Your instructions.
Give every entry below again, exactly as written, and skip the images.

Top of Information shown

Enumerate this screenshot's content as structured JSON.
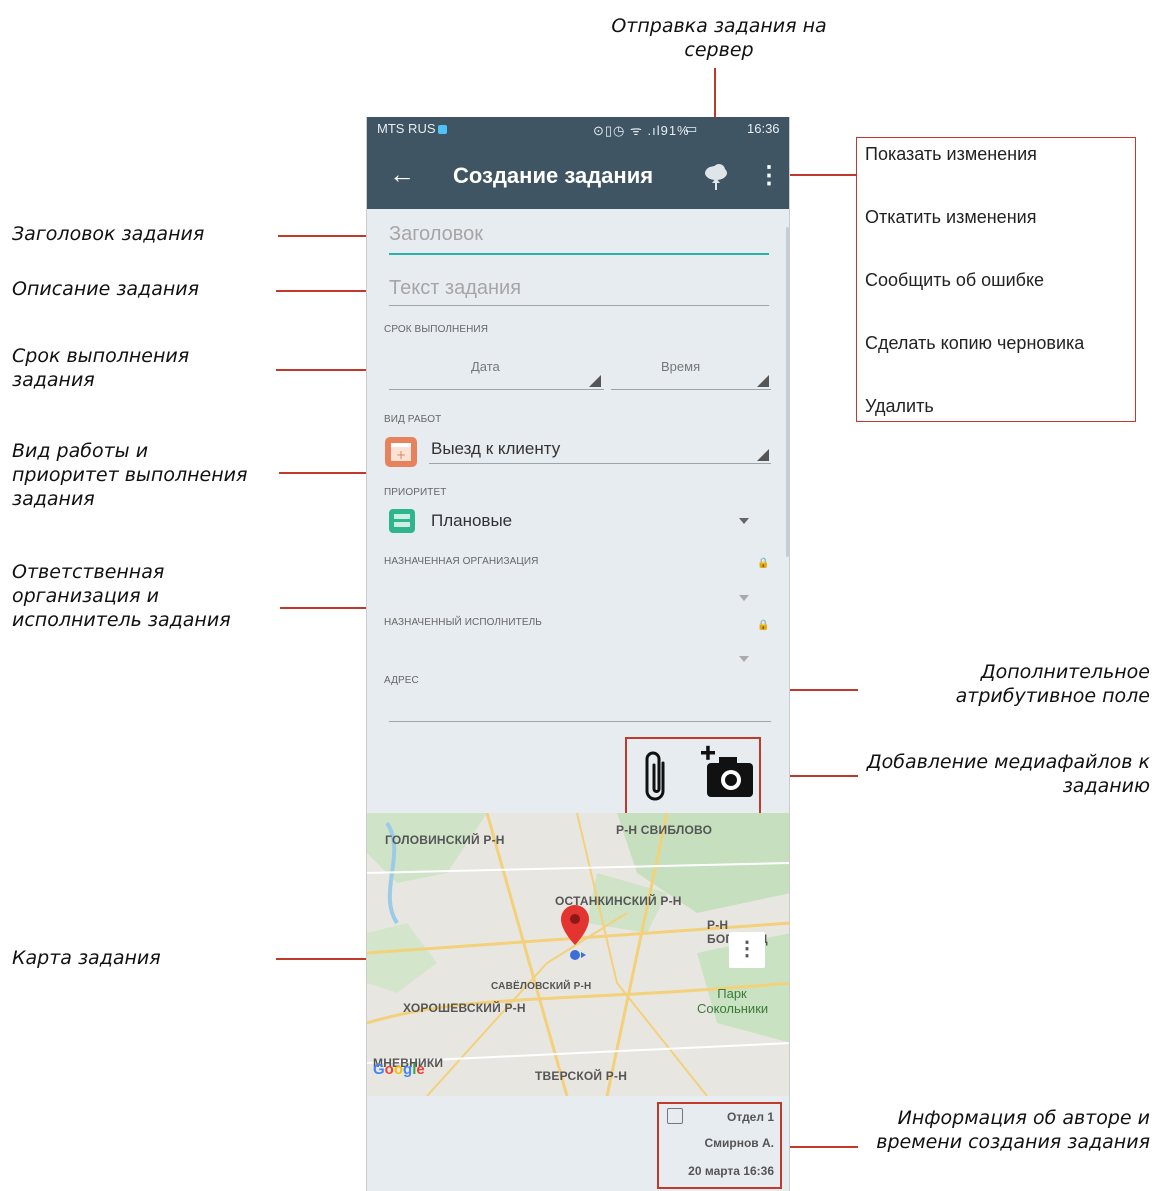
{
  "callouts": {
    "send_to_server": "Отправка задания на сервер",
    "task_title": "Заголовок задания",
    "task_description": "Описание задания",
    "due_date": "Срок выполнения задания",
    "work_type_priority": "Вид работы и приоритет выполнения задания",
    "org_executor": "Ответственная организация и исполнитель задания",
    "extra_attribute": "Дополнительное атрибутивное поле",
    "media": "Добавление медиафайлов к заданию",
    "task_map": "Карта задания",
    "author_info": "Информация об авторе и времени создания задания"
  },
  "statusbar": {
    "carrier": "MTS RUS",
    "icons": "⊙▯◷ ᯤ .ıl91%",
    "battery": "▭",
    "time": "16:36"
  },
  "appbar": {
    "back": "←",
    "title": "Создание задания",
    "more": "⋮"
  },
  "form": {
    "title_placeholder": "Заголовок",
    "text_placeholder": "Текст задания",
    "due_label": "СРОК ВЫПОЛНЕНИЯ",
    "date": "Дата",
    "time": "Время",
    "work_type_label": "ВИД РАБОТ",
    "work_type_value": "Выезд к клиенту",
    "priority_label": "ПРИОРИТЕТ",
    "priority_value": "Плановые",
    "org_label": "НАЗНАЧЕННАЯ ОРГАНИЗАЦИЯ",
    "executor_label": "НАЗНАЧЕННЫЙ ИСПОЛНИТЕЛЬ",
    "address_label": "АДРЕС"
  },
  "map": {
    "labels": [
      "ГОЛОВИНСКИЙ Р-Н",
      "Р-Н СВИБЛОВО",
      "ОСТАНКИНСКИЙ Р-Н",
      "Р-Н БОГОРОД",
      "САВЁЛОВСКИЙ Р-Н",
      "ХОРОШЕВСКИЙ Р-Н",
      "МНЕВНИКИ",
      "ТВЕРСКОЙ Р-Н"
    ],
    "park": "Парк Сокольники",
    "google": "Google"
  },
  "author": {
    "dept": "Отдел 1",
    "name": "Смирнов А.",
    "date": "20 марта 16:36"
  },
  "menu": {
    "items": [
      "Показать изменения",
      "Откатить изменения",
      "Сообщить об ошибке",
      "Сделать копию черновика",
      "Удалить"
    ]
  },
  "colors": {
    "appbar": "#3f5563",
    "accent": "#c0392b",
    "field_underline_focus": "#2bb3a8",
    "work_type_icon": "#e8825c",
    "priority_icon": "#2fb58d"
  }
}
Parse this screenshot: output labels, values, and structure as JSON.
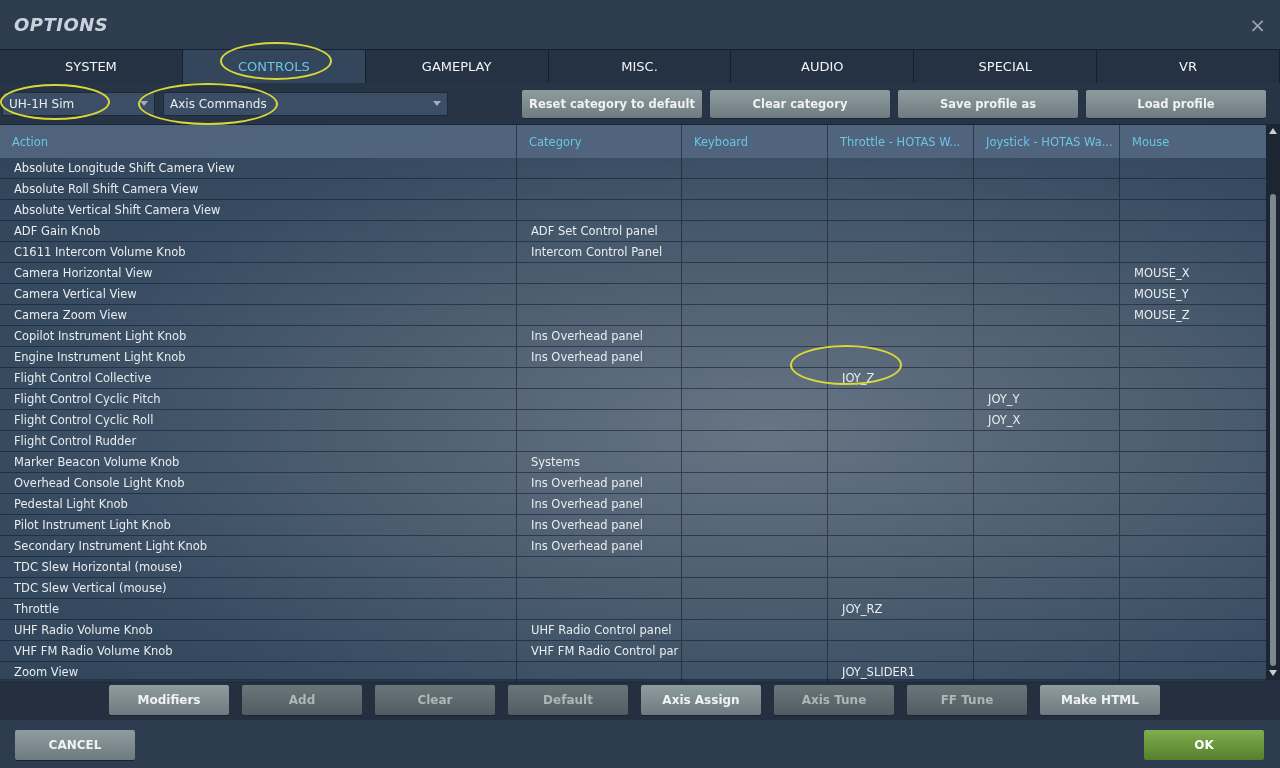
{
  "window": {
    "title": "OPTIONS",
    "close": "×"
  },
  "tabs": [
    {
      "label": "SYSTEM",
      "selected": false
    },
    {
      "label": "CONTROLS",
      "selected": true
    },
    {
      "label": "GAMEPLAY",
      "selected": false
    },
    {
      "label": "MISC.",
      "selected": false
    },
    {
      "label": "AUDIO",
      "selected": false
    },
    {
      "label": "SPECIAL",
      "selected": false
    },
    {
      "label": "VR",
      "selected": false
    }
  ],
  "aircraft_dropdown": {
    "value": "UH-1H Sim"
  },
  "category_dropdown": {
    "value": "Axis Commands"
  },
  "toolbar_buttons": [
    {
      "label": "Reset category to default",
      "disabled": false
    },
    {
      "label": "Clear category",
      "disabled": false
    },
    {
      "label": "Save profile as",
      "disabled": false
    },
    {
      "label": "Load profile",
      "disabled": false
    }
  ],
  "table": {
    "columns": [
      "Action",
      "Category",
      "Keyboard",
      "Throttle - HOTAS W...",
      "Joystick - HOTAS Wa...",
      "Mouse"
    ],
    "rows": [
      {
        "action": "Absolute Longitude Shift Camera View"
      },
      {
        "action": "Absolute Roll Shift Camera View"
      },
      {
        "action": "Absolute Vertical Shift Camera View"
      },
      {
        "action": "ADF Gain Knob",
        "category": "ADF Set Control panel"
      },
      {
        "action": "C1611 Intercom Volume Knob",
        "category": "Intercom Control Panel"
      },
      {
        "action": "Camera Horizontal View",
        "mouse": "MOUSE_X"
      },
      {
        "action": "Camera Vertical View",
        "mouse": "MOUSE_Y"
      },
      {
        "action": "Camera Zoom View",
        "mouse": "MOUSE_Z"
      },
      {
        "action": "Copilot Instrument Light Knob",
        "category": "Ins Overhead panel"
      },
      {
        "action": "Engine Instrument Light Knob",
        "category": "Ins Overhead panel"
      },
      {
        "action": "Flight Control Collective",
        "throttle": "JOY_Z"
      },
      {
        "action": "Flight Control Cyclic Pitch",
        "joystick": "JOY_Y"
      },
      {
        "action": "Flight Control Cyclic Roll",
        "joystick": "JOY_X"
      },
      {
        "action": "Flight Control Rudder"
      },
      {
        "action": "Marker Beacon Volume Knob",
        "category": "Systems"
      },
      {
        "action": "Overhead Console Light Knob",
        "category": "Ins Overhead panel"
      },
      {
        "action": "Pedestal Light Knob",
        "category": "Ins Overhead panel"
      },
      {
        "action": "Pilot Instrument Light Knob",
        "category": "Ins Overhead panel"
      },
      {
        "action": "Secondary Instrument Light Knob",
        "category": "Ins Overhead panel"
      },
      {
        "action": "TDC Slew Horizontal (mouse)"
      },
      {
        "action": "TDC Slew Vertical (mouse)"
      },
      {
        "action": "Throttle",
        "throttle": "JOY_RZ"
      },
      {
        "action": "UHF Radio Volume Knob",
        "category": "UHF Radio Control panel"
      },
      {
        "action": "VHF FM Radio Volume Knob",
        "category": "VHF FM Radio Control par"
      },
      {
        "action": "Zoom View",
        "throttle": "JOY_SLIDER1"
      }
    ]
  },
  "bottom_buttons": [
    {
      "label": "Modifiers",
      "disabled": false
    },
    {
      "label": "Add",
      "disabled": true
    },
    {
      "label": "Clear",
      "disabled": true
    },
    {
      "label": "Default",
      "disabled": true
    },
    {
      "label": "Axis Assign",
      "disabled": false
    },
    {
      "label": "Axis Tune",
      "disabled": true
    },
    {
      "label": "FF Tune",
      "disabled": true
    },
    {
      "label": "Make HTML",
      "disabled": false
    }
  ],
  "footer": {
    "cancel": "CANCEL",
    "ok": "OK"
  }
}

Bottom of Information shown

Result.
Enumerate this screenshot's content as structured JSON.
{
  "callouts": {
    "send_to_server": "Отправка задания на сервер",
    "task_title": "Заголовок задания",
    "task_description": "Описание задания",
    "due_date": "Срок выполнения задания",
    "work_type_priority": "Вид работы и приоритет выполнения задания",
    "org_executor": "Ответственная организация и исполнитель задания",
    "extra_attribute": "Дополнительное атрибутивное поле",
    "media": "Добавление медиафайлов к заданию",
    "task_map": "Карта задания",
    "author_info": "Информация об авторе и времени создания задания"
  },
  "statusbar": {
    "carrier": "MTS RUS",
    "icons": "⊙▯◷ ᯤ .ıl91%",
    "battery": "▭",
    "time": "16:36"
  },
  "appbar": {
    "back": "←",
    "title": "Создание задания",
    "more": "⋮"
  },
  "form": {
    "title_placeholder": "Заголовок",
    "text_placeholder": "Текст задания",
    "due_label": "СРОК ВЫПОЛНЕНИЯ",
    "date": "Дата",
    "time": "Время",
    "work_type_label": "ВИД РАБОТ",
    "work_type_value": "Выезд к клиенту",
    "priority_label": "ПРИОРИТЕТ",
    "priority_value": "Плановые",
    "org_label": "НАЗНАЧЕННАЯ ОРГАНИЗАЦИЯ",
    "executor_label": "НАЗНАЧЕННЫЙ ИСПОЛНИТЕЛЬ",
    "address_label": "АДРЕС"
  },
  "map": {
    "labels": [
      "ГОЛОВИНСКИЙ Р-Н",
      "Р-Н СВИБЛОВО",
      "ОСТАНКИНСКИЙ Р-Н",
      "Р-Н БОГОРОД",
      "САВЁЛОВСКИЙ Р-Н",
      "ХОРОШЕВСКИЙ Р-Н",
      "МНЕВНИКИ",
      "ТВЕРСКОЙ Р-Н"
    ],
    "park": "Парк Сокольники",
    "google": "Google"
  },
  "author": {
    "dept": "Отдел 1",
    "name": "Смирнов А.",
    "date": "20 марта 16:36"
  },
  "menu": {
    "items": [
      "Показать изменения",
      "Откатить изменения",
      "Сообщить об ошибке",
      "Сделать копию черновика",
      "Удалить"
    ]
  },
  "colors": {
    "appbar": "#3f5563",
    "accent": "#c0392b",
    "field_underline_focus": "#2bb3a8",
    "work_type_icon": "#e8825c",
    "priority_icon": "#2fb58d"
  }
}
Parse this screenshot: output labels, values, and structure as JSON.
{
  "window": {
    "title": "OPTIONS",
    "close": "×"
  },
  "tabs": [
    {
      "label": "SYSTEM",
      "selected": false
    },
    {
      "label": "CONTROLS",
      "selected": true
    },
    {
      "label": "GAMEPLAY",
      "selected": false
    },
    {
      "label": "MISC.",
      "selected": false
    },
    {
      "label": "AUDIO",
      "selected": false
    },
    {
      "label": "SPECIAL",
      "selected": false
    },
    {
      "label": "VR",
      "selected": false
    }
  ],
  "aircraft_dropdown": {
    "value": "UH-1H Sim"
  },
  "category_dropdown": {
    "value": "Axis Commands"
  },
  "toolbar_buttons": [
    {
      "label": "Reset category to default",
      "disabled": false
    },
    {
      "label": "Clear category",
      "disabled": false
    },
    {
      "label": "Save profile as",
      "disabled": false
    },
    {
      "label": "Load profile",
      "disabled": false
    }
  ],
  "table": {
    "columns": [
      "Action",
      "Category",
      "Keyboard",
      "Throttle - HOTAS W...",
      "Joystick - HOTAS Wa...",
      "Mouse"
    ],
    "rows": [
      {
        "action": "Absolute Longitude Shift Camera View"
      },
      {
        "action": "Absolute Roll Shift Camera View"
      },
      {
        "action": "Absolute Vertical Shift Camera View"
      },
      {
        "action": "ADF Gain Knob",
        "category": "ADF Set Control panel"
      },
      {
        "action": "C1611 Intercom Volume Knob",
        "category": "Intercom Control Panel"
      },
      {
        "action": "Camera Horizontal View",
        "mouse": "MOUSE_X"
      },
      {
        "action": "Camera Vertical View",
        "mouse": "MOUSE_Y"
      },
      {
        "action": "Camera Zoom View",
        "mouse": "MOUSE_Z"
      },
      {
        "action": "Copilot Instrument Light Knob",
        "category": "Ins Overhead panel"
      },
      {
        "action": "Engine Instrument Light Knob",
        "category": "Ins Overhead panel"
      },
      {
        "action": "Flight Control Collective",
        "throttle": "JOY_Z"
      },
      {
        "action": "Flight Control Cyclic Pitch",
        "joystick": "JOY_Y"
      },
      {
        "action": "Flight Control Cyclic Roll",
        "joystick": "JOY_X"
      },
      {
        "action": "Flight Control Rudder"
      },
      {
        "action": "Marker Beacon Volume Knob",
        "category": "Systems"
      },
      {
        "action": "Overhead Console Light Knob",
        "category": "Ins Overhead panel"
      },
      {
        "action": "Pedestal Light Knob",
        "category": "Ins Overhead panel"
      },
      {
        "action": "Pilot Instrument Light Knob",
        "category": "Ins Overhead panel"
      },
      {
        "action": "Secondary Instrument Light Knob",
        "category": "Ins Overhead panel"
      },
      {
        "action": "TDC Slew Horizontal (mouse)"
      },
      {
        "action": "TDC Slew Vertical (mouse)"
      },
      {
        "action": "Throttle",
        "throttle": "JOY_RZ"
      },
      {
        "action": "UHF Radio Volume Knob",
        "category": "UHF Radio Control panel"
      },
      {
        "action": "VHF FM Radio Volume Knob",
        "category": "VHF FM Radio Control par"
      },
      {
        "action": "Zoom View",
        "throttle": "JOY_SLIDER1"
      }
    ]
  },
  "bottom_buttons": [
    {
      "label": "Modifiers",
      "disabled": false
    },
    {
      "label": "Add",
      "disabled": true
    },
    {
      "label": "Clear",
      "disabled": true
    },
    {
      "label": "Default",
      "disabled": true
    },
    {
      "label": "Axis Assign",
      "disabled": false
    },
    {
      "label": "Axis Tune",
      "disabled": true
    },
    {
      "label": "FF Tune",
      "disabled": true
    },
    {
      "label": "Make HTML",
      "disabled": false
    }
  ],
  "footer": {
    "cancel": "CANCEL",
    "ok": "OK"
  }
}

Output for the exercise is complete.